Two pieces really affected me. Both are highly personal accounts of premature death. The first is a passionate and beautifully-written piece by Francisco Goldman titled “The Wave,” which ran in February 2011. Goldman uses intricate flashback sequences to recount the death of his young wife and the talented writer, Aura Estrada, who died from injuries sustained in a swimming accident in Mexico in 2007. Aura was only thirty when she died and Goldman has done such a magical job of conveying her exuberance and offbeat spirit that I ached for having never met her. (Goldman’s book length tribute, Say Her Name, has recently been published to rave reviews and will definitely be on my summer reading list.)

The death recounted in Aleksandar Hemon’s “The Aquarium” (published in this month’s issue) while somewhat less sudden, is no less painful to grasp.

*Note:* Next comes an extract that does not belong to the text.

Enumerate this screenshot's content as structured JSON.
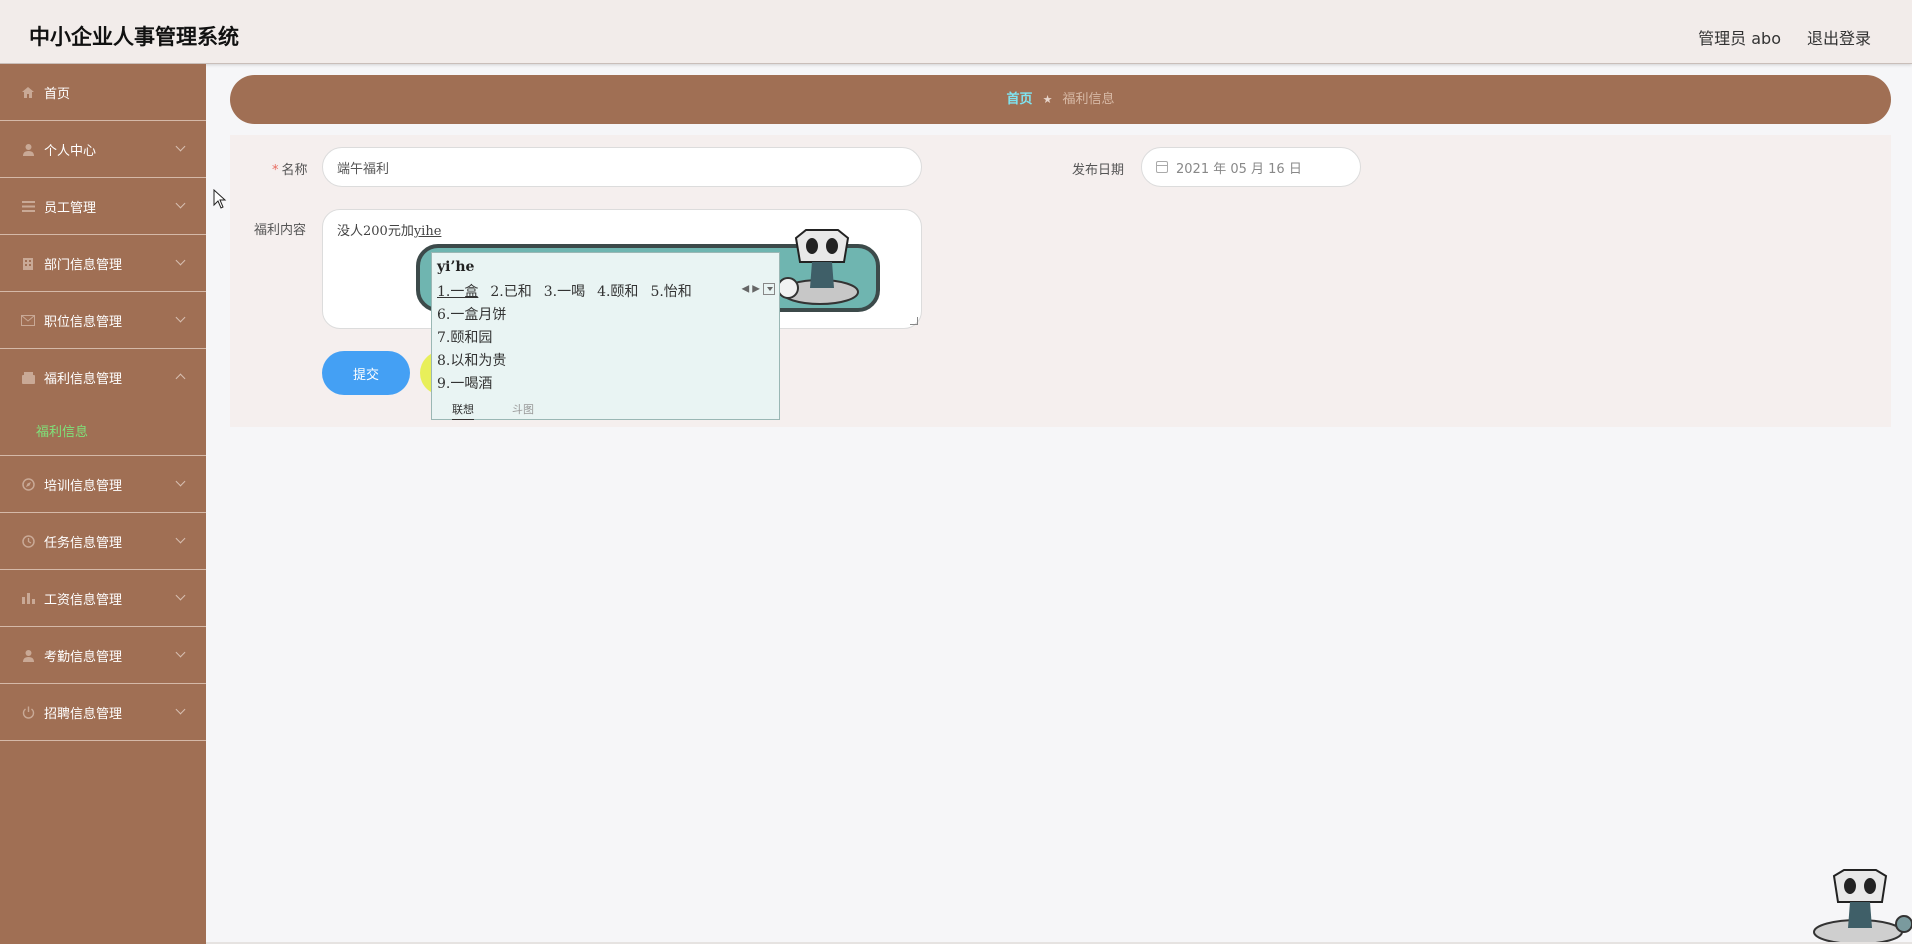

In November 2010, Hemon’s nine-month-old daughter Isabel died of complications associated with a malignant brain tumor. The aquarium in this piece refers to that atmospheric and existential separation between the world of the well and the world of the ill. Even as Hemon conveys the feeling of being isolated in his devastating vigil, there is a feeling of tremendous fatherly love spilling over. This is a very soulful and moving read.